- Your instructions
Pull every line containing "unbiased" from the entries.

- Dataset entries
BEGIN
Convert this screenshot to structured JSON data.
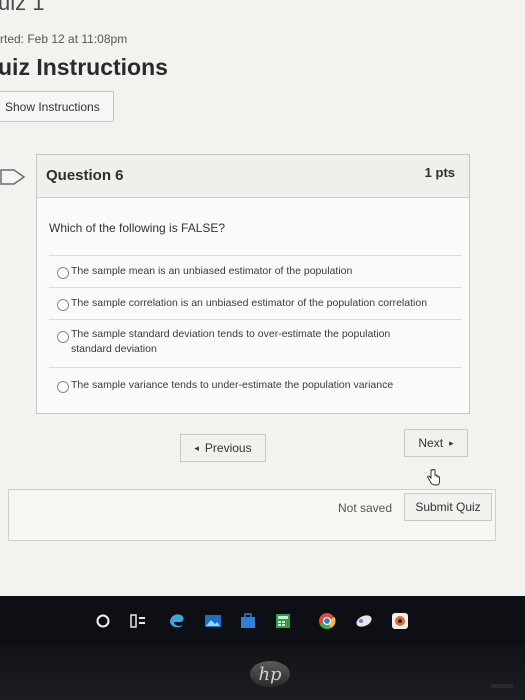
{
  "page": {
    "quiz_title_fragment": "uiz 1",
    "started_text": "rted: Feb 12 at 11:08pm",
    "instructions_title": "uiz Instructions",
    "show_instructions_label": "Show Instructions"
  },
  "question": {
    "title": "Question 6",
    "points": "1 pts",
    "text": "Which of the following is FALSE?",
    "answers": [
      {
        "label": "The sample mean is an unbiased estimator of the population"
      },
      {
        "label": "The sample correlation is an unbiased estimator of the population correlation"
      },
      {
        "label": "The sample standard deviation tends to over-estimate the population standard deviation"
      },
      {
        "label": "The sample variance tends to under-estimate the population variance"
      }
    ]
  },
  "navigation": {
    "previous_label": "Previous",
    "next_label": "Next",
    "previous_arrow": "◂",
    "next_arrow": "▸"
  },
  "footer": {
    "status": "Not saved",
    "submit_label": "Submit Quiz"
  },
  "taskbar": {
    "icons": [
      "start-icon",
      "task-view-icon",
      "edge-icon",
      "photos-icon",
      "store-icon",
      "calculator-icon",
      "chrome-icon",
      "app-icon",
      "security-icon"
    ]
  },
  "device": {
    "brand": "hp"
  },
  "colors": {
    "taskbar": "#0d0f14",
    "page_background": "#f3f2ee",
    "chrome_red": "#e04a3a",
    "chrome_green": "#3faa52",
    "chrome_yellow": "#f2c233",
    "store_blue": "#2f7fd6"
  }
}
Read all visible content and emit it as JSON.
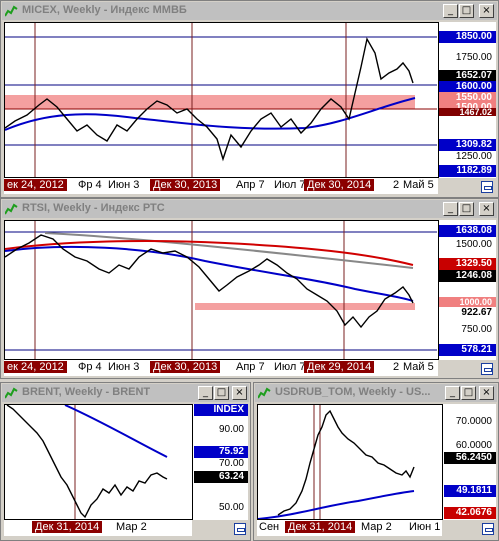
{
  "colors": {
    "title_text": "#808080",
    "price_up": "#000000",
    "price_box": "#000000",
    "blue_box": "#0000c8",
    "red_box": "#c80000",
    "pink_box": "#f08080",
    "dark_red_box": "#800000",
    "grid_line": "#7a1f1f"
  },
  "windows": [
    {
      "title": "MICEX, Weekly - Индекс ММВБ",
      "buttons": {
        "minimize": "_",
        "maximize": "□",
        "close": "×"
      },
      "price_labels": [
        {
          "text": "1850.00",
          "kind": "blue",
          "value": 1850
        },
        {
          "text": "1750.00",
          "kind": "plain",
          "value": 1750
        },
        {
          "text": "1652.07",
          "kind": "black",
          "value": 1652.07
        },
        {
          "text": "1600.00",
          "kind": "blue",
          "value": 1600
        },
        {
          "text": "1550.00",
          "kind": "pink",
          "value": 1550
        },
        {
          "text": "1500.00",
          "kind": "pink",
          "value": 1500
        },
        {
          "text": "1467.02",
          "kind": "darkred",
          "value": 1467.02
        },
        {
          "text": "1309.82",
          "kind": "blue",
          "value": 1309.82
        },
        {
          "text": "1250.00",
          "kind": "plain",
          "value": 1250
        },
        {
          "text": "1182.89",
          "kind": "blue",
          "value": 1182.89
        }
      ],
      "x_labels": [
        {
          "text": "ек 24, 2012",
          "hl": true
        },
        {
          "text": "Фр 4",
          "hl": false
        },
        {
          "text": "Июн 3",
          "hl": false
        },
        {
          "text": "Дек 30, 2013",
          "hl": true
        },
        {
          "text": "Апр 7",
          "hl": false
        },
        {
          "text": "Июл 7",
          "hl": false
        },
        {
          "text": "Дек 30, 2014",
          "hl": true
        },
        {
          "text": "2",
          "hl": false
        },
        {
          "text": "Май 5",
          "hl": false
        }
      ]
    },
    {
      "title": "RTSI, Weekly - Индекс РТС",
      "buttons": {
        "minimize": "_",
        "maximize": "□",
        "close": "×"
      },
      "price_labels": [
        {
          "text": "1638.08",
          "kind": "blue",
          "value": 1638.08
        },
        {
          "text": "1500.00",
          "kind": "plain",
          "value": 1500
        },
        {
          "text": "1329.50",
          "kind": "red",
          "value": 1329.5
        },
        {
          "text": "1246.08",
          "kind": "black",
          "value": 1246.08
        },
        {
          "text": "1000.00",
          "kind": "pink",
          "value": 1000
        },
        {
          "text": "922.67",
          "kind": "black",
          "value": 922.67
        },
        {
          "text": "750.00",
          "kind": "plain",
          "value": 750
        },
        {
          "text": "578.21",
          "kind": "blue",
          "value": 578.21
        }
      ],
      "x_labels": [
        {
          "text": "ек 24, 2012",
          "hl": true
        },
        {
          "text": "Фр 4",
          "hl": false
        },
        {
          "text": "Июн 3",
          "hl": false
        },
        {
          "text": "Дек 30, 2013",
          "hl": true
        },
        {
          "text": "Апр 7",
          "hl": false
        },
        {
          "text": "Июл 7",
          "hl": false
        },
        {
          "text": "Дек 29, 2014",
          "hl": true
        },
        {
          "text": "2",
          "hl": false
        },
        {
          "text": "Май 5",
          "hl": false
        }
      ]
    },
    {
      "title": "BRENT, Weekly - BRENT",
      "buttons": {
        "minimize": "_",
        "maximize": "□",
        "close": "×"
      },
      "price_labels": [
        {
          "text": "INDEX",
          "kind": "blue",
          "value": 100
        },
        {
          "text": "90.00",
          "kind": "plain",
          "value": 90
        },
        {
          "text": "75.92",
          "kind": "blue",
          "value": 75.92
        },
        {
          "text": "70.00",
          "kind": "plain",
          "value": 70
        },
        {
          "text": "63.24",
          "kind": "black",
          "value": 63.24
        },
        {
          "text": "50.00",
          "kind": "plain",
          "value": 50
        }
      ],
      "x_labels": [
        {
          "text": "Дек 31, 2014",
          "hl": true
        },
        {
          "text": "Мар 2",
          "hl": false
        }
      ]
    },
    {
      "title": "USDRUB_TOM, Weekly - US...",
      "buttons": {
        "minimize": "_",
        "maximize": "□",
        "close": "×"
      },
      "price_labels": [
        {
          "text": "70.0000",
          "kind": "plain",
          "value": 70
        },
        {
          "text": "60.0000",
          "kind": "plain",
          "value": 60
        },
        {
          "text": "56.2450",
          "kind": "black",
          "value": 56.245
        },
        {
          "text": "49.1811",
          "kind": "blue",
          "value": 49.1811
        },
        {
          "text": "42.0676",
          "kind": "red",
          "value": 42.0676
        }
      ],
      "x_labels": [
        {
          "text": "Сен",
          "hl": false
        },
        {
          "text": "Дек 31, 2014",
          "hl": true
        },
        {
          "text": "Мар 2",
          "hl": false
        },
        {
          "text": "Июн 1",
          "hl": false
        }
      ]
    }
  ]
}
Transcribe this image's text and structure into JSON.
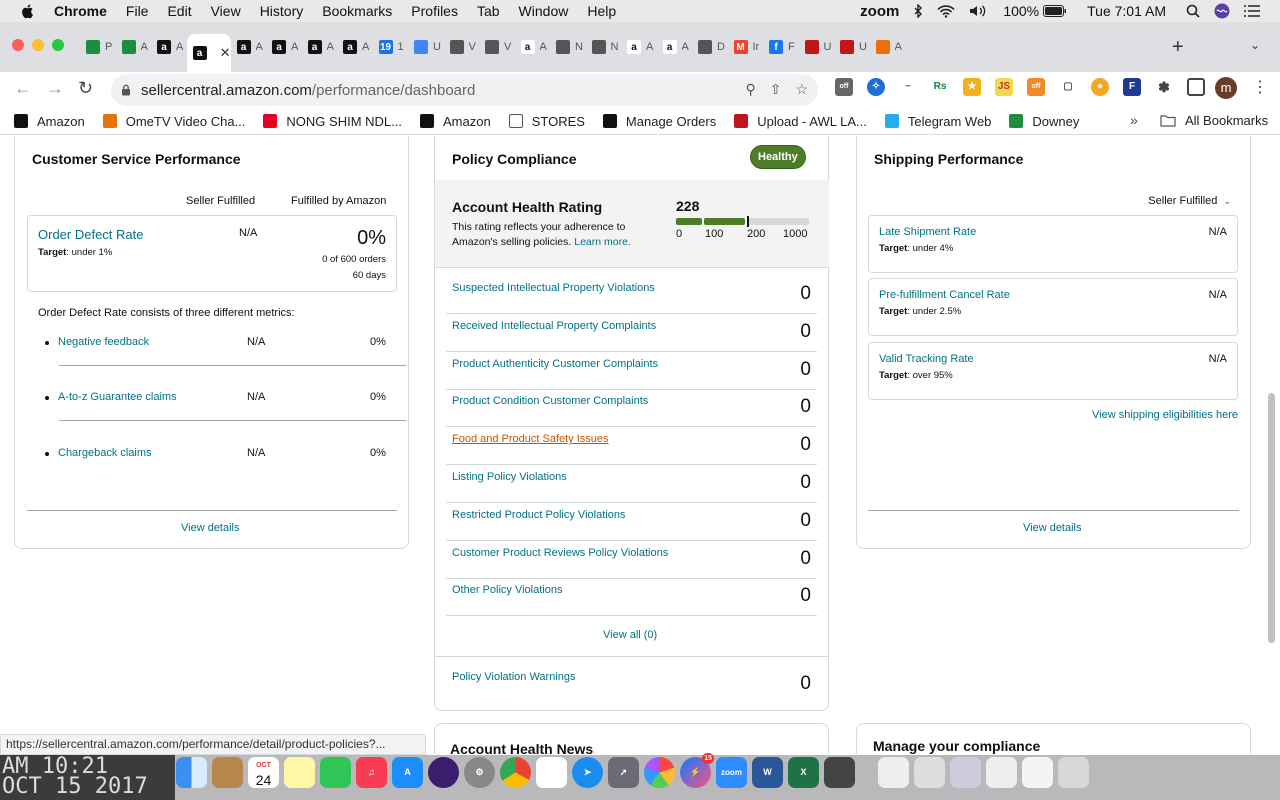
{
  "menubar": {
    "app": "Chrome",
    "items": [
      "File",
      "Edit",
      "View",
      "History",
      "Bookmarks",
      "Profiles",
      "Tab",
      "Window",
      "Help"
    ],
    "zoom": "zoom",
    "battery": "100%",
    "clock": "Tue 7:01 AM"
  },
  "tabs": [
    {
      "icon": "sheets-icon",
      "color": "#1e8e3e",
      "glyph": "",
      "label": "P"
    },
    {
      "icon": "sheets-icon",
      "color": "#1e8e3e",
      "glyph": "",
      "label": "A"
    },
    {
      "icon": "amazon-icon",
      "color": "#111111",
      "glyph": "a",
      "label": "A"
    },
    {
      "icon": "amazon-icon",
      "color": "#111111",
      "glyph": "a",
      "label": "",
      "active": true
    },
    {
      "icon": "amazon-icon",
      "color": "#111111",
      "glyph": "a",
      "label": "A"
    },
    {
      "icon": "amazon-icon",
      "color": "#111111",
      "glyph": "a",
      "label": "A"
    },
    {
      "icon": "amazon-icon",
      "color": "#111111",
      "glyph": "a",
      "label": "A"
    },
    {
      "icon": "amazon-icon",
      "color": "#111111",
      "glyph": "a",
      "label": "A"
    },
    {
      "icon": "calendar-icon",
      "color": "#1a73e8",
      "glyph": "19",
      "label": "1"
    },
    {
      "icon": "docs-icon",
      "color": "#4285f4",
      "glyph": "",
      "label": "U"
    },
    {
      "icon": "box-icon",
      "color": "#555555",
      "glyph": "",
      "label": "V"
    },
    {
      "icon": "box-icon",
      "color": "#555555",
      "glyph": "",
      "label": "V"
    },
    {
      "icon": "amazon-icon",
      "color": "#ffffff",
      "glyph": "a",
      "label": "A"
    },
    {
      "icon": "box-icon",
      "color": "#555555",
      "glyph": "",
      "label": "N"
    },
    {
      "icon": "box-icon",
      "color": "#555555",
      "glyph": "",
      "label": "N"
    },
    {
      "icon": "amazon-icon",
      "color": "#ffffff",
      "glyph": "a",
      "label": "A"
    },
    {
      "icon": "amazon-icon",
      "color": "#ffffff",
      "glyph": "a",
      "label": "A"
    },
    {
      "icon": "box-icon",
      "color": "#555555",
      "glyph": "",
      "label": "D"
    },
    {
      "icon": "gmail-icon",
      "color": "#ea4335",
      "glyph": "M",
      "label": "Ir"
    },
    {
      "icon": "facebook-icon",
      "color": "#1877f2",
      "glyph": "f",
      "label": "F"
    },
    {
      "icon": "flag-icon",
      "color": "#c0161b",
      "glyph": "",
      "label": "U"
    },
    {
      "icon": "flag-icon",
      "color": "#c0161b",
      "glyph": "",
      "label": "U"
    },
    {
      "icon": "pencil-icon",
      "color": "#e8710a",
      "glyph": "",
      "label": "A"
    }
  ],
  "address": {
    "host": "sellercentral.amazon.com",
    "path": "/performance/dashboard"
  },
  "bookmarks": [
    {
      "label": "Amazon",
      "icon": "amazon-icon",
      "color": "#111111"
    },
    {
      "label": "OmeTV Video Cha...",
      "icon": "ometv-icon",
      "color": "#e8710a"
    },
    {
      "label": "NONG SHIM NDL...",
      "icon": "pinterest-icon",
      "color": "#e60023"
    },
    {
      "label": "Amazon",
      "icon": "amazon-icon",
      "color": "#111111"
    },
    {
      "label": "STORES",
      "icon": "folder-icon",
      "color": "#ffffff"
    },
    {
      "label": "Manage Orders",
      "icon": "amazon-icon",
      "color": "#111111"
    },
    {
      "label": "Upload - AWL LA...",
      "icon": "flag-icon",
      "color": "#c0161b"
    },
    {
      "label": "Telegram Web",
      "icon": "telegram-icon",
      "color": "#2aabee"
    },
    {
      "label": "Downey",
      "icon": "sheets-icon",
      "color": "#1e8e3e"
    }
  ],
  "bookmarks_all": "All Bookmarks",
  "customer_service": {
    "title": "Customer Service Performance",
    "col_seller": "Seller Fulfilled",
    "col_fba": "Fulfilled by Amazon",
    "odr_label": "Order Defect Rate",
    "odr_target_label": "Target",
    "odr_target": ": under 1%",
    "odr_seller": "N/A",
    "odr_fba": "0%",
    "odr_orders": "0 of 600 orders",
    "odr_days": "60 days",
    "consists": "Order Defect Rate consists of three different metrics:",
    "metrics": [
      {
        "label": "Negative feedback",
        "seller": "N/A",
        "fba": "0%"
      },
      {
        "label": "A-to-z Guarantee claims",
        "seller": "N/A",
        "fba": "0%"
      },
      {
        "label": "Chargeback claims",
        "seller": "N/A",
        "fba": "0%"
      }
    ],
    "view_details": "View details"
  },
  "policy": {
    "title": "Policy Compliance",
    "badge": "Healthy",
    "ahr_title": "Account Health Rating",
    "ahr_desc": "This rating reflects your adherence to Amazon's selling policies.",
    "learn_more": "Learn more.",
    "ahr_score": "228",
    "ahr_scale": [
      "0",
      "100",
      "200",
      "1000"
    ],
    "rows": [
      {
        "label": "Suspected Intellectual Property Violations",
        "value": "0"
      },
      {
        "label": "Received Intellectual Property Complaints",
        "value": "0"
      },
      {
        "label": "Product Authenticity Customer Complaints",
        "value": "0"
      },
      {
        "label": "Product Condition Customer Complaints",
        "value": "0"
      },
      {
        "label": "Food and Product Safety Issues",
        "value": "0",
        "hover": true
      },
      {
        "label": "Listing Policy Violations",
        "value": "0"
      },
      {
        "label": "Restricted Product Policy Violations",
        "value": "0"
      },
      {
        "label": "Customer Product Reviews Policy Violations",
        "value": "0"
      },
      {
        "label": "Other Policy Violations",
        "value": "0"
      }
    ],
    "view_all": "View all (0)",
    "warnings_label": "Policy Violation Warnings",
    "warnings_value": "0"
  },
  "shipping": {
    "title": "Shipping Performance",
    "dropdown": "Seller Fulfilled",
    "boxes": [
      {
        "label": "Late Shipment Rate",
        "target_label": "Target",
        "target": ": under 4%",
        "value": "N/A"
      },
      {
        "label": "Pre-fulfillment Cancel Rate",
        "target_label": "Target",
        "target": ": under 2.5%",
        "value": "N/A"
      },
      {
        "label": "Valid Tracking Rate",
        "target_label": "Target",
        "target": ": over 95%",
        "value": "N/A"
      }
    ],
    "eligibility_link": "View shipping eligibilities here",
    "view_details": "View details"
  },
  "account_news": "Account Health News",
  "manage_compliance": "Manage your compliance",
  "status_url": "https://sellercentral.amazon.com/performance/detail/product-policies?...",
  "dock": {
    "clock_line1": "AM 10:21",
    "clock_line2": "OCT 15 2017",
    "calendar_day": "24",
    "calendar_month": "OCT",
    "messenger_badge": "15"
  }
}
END
- Solution for this problem
        "label": "The sample mean is an unbiased estimator of the population"
        "label": "The sample correlation is an unbiased estimator of the population correlation"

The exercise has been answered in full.